Our chartered bus to Roxas was as comfortable as it could be made. About twenty broth ers and sisters accompanied us. Our meeting in Roxas was conducted in the home of Brother Adan, who had been baptized about 1927. He had been a Christian longer than any brother whom we met in the Philippines. The brethren in Roxa8 have a building lot secured, and could begin erecting a building, if the legal problems in connection therewith could be eliminated.

We returned by boat to Batangas after having completed our three day trip to Mindoro. The Tan brothers met us and conveyed us back to Manila in time for Brother Cogdill to preach on Saturday night for the congregation in Tonda (a section of Manila) where Brother Magbunwa preaches. Brother Cogdill also spoke Sunday morning at Pasay congregation (where Victorio Tibayan preaches) since he had not spoken there on our previous visit to Pasay. I preached to 60 or 70 people at another congregation in Tonda on Sunday night, which completed our preaching in the Philippines.
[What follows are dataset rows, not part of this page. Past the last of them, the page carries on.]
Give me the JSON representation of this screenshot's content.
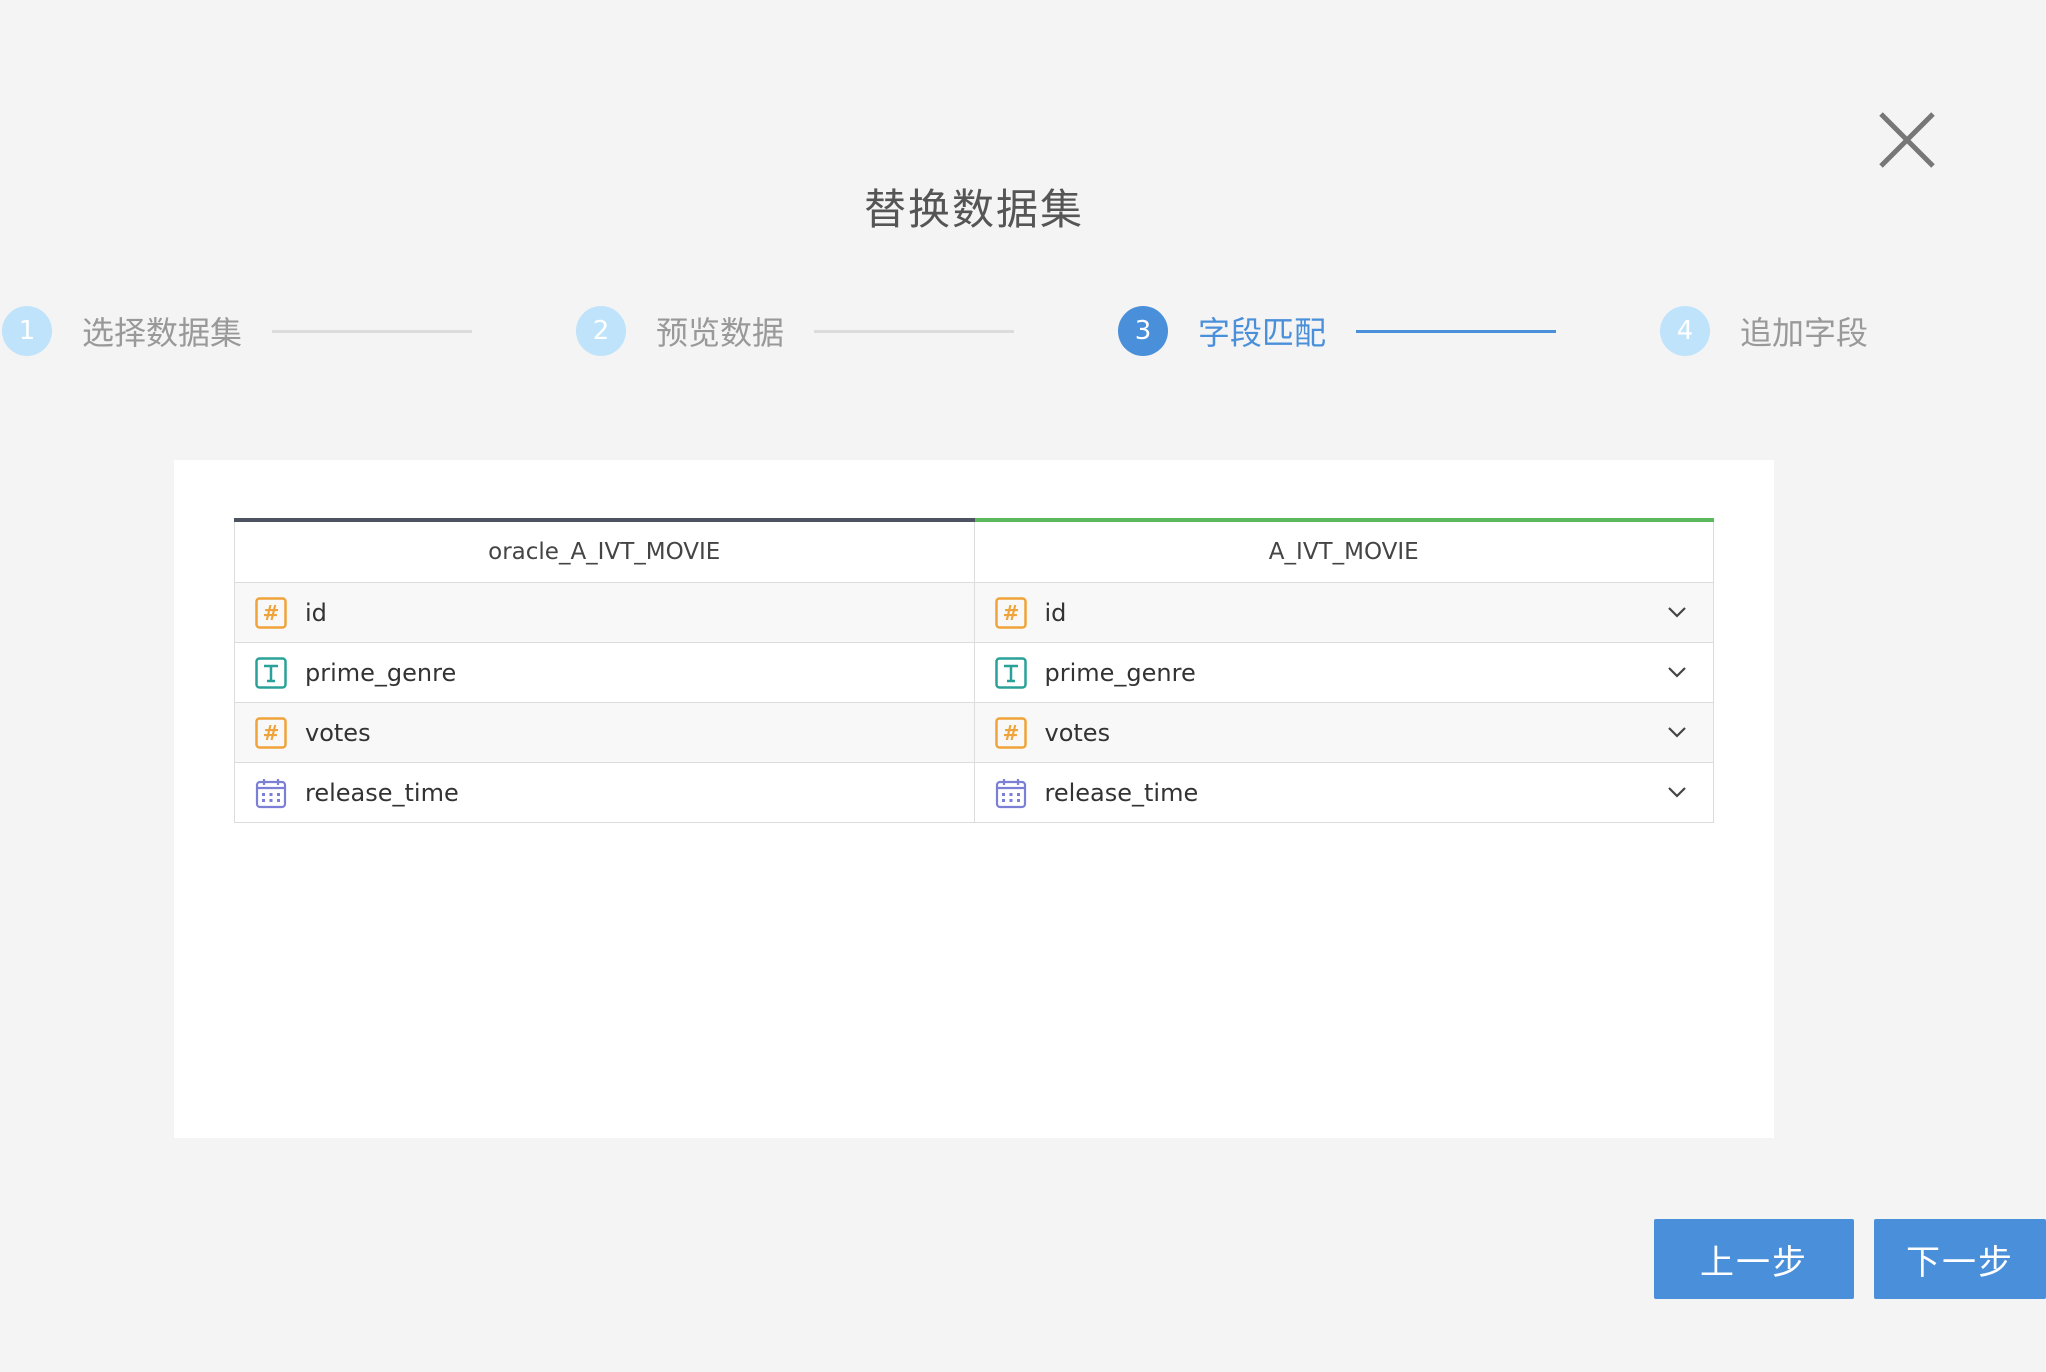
{
  "dialog": {
    "title": "替换数据集"
  },
  "steps": [
    {
      "number": "1",
      "label": "选择数据集",
      "active": false
    },
    {
      "number": "2",
      "label": "预览数据",
      "active": false
    },
    {
      "number": "3",
      "label": "字段匹配",
      "active": true
    },
    {
      "number": "4",
      "label": "追加字段",
      "active": false
    }
  ],
  "mapping": {
    "source_header": "oracle_A_IVT_MOVIE",
    "target_header": "A_IVT_MOVIE",
    "rows": [
      {
        "type": "number-icon",
        "source": "id",
        "target": "id"
      },
      {
        "type": "text-icon",
        "source": "prime_genre",
        "target": "prime_genre"
      },
      {
        "type": "number-icon",
        "source": "votes",
        "target": "votes"
      },
      {
        "type": "date-icon",
        "source": "release_time",
        "target": "release_time"
      }
    ]
  },
  "footer": {
    "prev_label": "上一步",
    "next_label": "下一步"
  },
  "colors": {
    "accent": "#4a8fd9",
    "step_inactive": "#bfe3fb",
    "number_icon": "#f0a33a",
    "text_icon": "#2aa198",
    "date_icon": "#7b7fd6",
    "source_header_bar": "#4d5360",
    "target_header_bar": "#5cb85c"
  }
}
We returned home very tired, but very grateful for the preaching opportunities that had been afforded us. We also were very grateful for the extraordinary hospitality that had been shown us every place we visited, and thankful for our brethren in Christ in the Philippines. We pray fervently, that God might bless our efforts there to His glory.


August 20, 1970